Athletes are forever coming back from one thing or another, whether injury, a poor season, personal loss or even -- as Michael Jordan, Mario Lemieux, Brett Favre and Sugar Ray Leonard -- from retirement.
Their success rate is mixed, not surprisingly. And if someone pulls it off, they sometimes put a name to it (Tommy John surgery, for example).
Pro football has a trio of current prominent players attempting comebacks of one sort or another. They involve quarterbacks Ben Roethlisberger and Michael Vick and wide receiver Santonio Holmes, and their circumstances are different from each other.
The league suspended them, each was accused of a crime but only Vick was convicted and served time in jail. Roethlisberger was never charged with a crime. NFL commissioner Roger Goodell suspended Vick for two games to open the 2009 season after the former Atlanta Falcons star quarterback was convicted for dog fighting, among other things. He spent 21 months in jail and missed the 2007 and 2008 seasons. Goodell suspended Roethlisberger for the first four to six games of the 2010 season for some sleazy action in a Georgia bar that authorities deemed did not rise to criminal activity. Holmes, who has been accused and arrested several times on different charges, also has never been convicted, but violated the NFL drug policy and will serve a four-game suspension to start the season because of it.
How will these three players come back? So far, Vick has lost the most of the three. The Falcons cut him, he turns 30 this month and likely will not become the Eagles' starter even though they traded Donovan McNabb. He filed for bankruptcy and played little in his first season back.
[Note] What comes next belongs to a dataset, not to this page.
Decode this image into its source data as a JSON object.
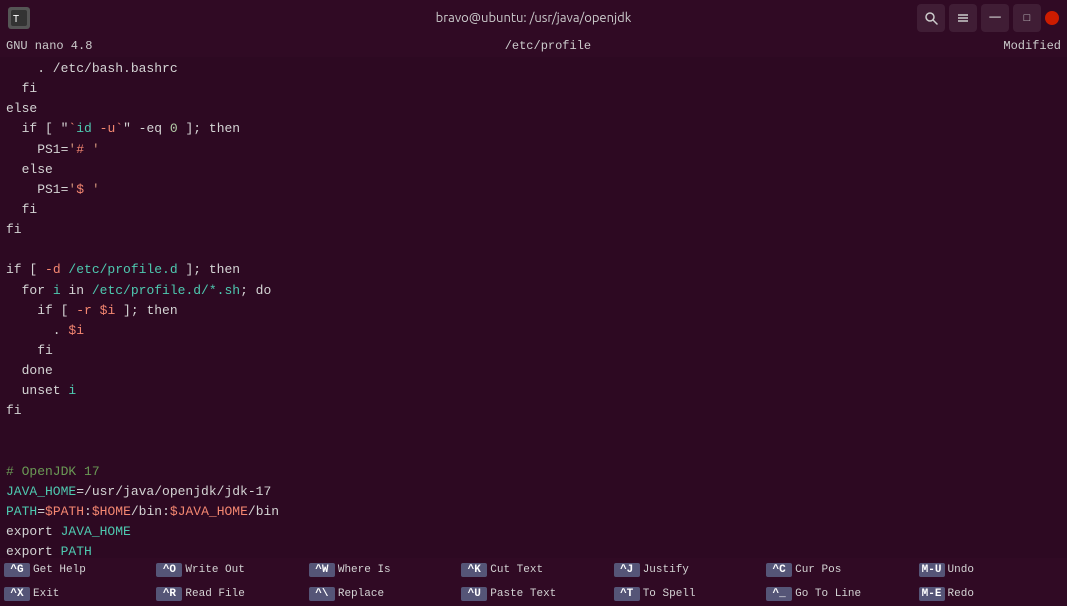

Roethlisberger has a long journey ahead to win back the respect of fans, but still has that $103 million contract and is only 28. His recovery rests in his hands, not someone else's (although there remains the Nevada civil suit).
Holmes can carry on with a new team, the New York Jets, and at only 26, can salvage his NFL career.
Many athletes have returned successfully from disgrace, legal problems and drug addiction. Ernie Holmes overcame a 1973 incident in which he shot a police helicopter and a drug trial in Texas to help form the Steel Curtain defense, earn two Super Bowl rings and continue his life without incident until his death in 2008.
Baltimore's Ray Lewis was arrested for murder in 2000, pleaded guilty to obstruction of justice and has gone on to become the most beloved player in Ravens' history and a sure-fire Hall of Famer.
Others were not so successful, and I have first-hand knowledge of a few. I wrote a story many years ago after talking to quarterback Art Schlichter, who proclaimed to me that he had beaten his gambling addiction. The day the story came out, Schlichter was charged with passing a bad check to fuel his gambling addiction. I listened to Bengals fullback Stanley Wilson talk about how he overcame his drug addiction, five days before the 1989 Super Bowl in Miami. I wrote an uplifting story about Wilson. The night before the Super Bowl, they found Wilson in his hotel bathroom in a cocaine stupor.
The NFL landscape is littered with stories of successful redemption and those of relapses and failure. Vick, Roethlisberger and Holmes have chances to write their own accounts.
Speaking of comebacks, Denver claimed linebacker Bruce Davis off waivers from New England the past week. Davis was the Steelers' third-round draft pick in 2008, No. 88 overall, and he did nothing. He did so little that he was cut last summer after spending most of his time out of uniform as a rookie.
Remember his name the next time someone says the Steelers should base their draft picks on "production" at big-time colleges. Davis played at UCLA and finished second in that school's history with 29 sacks, just 1.5 off the team record. He had 24.5 of them in his final two seasons. His 42.5 tackles for losses were third in school history, three behind record-holder Carnell Lake.
That's big production in a big conference. He also is smart, having earned the school's Director's Honor Roll, and he did not leave college early, spending five years at UCLA, starting with his redshirt year in 2003. By all indications, Davis was a good, solid pick for the Steelers in the third round.
He was one of those 'tweener college defensive ends the Steelers have had such success converting to outside linebacker through the years. He had good size at 6-3, 252 pounds. But the red flag went up when he could not make it on special teams as a rookie in 2008. Most young outside linebackers who became successful with the Steelers had to wait a few years before they played; in the meantime, they cut their teeth on special teams.
Davis did not suit up for 11 games in 2008. He "played" in five and his number of tackles equaled the GPA of Bluto Blutarsky, 0.0. The Steelers waived him Sept. 4, 2009, and, after spending last season on New England's practice squad, he's still looking for his first tackle.
Maybe he will thrive in Denver. In the meantime, the Steelers are still trying to find the type of linebacker they thought they had in Davis. This year, they drafted defensive ends Jason Worilds of Virginia Tech in the second round and Thaddeus Gibson of Ohio State in the fourth. The Steelers will put both at outside linebacker.
Ed Bouchette can be reached at firstname.lastname@example.org .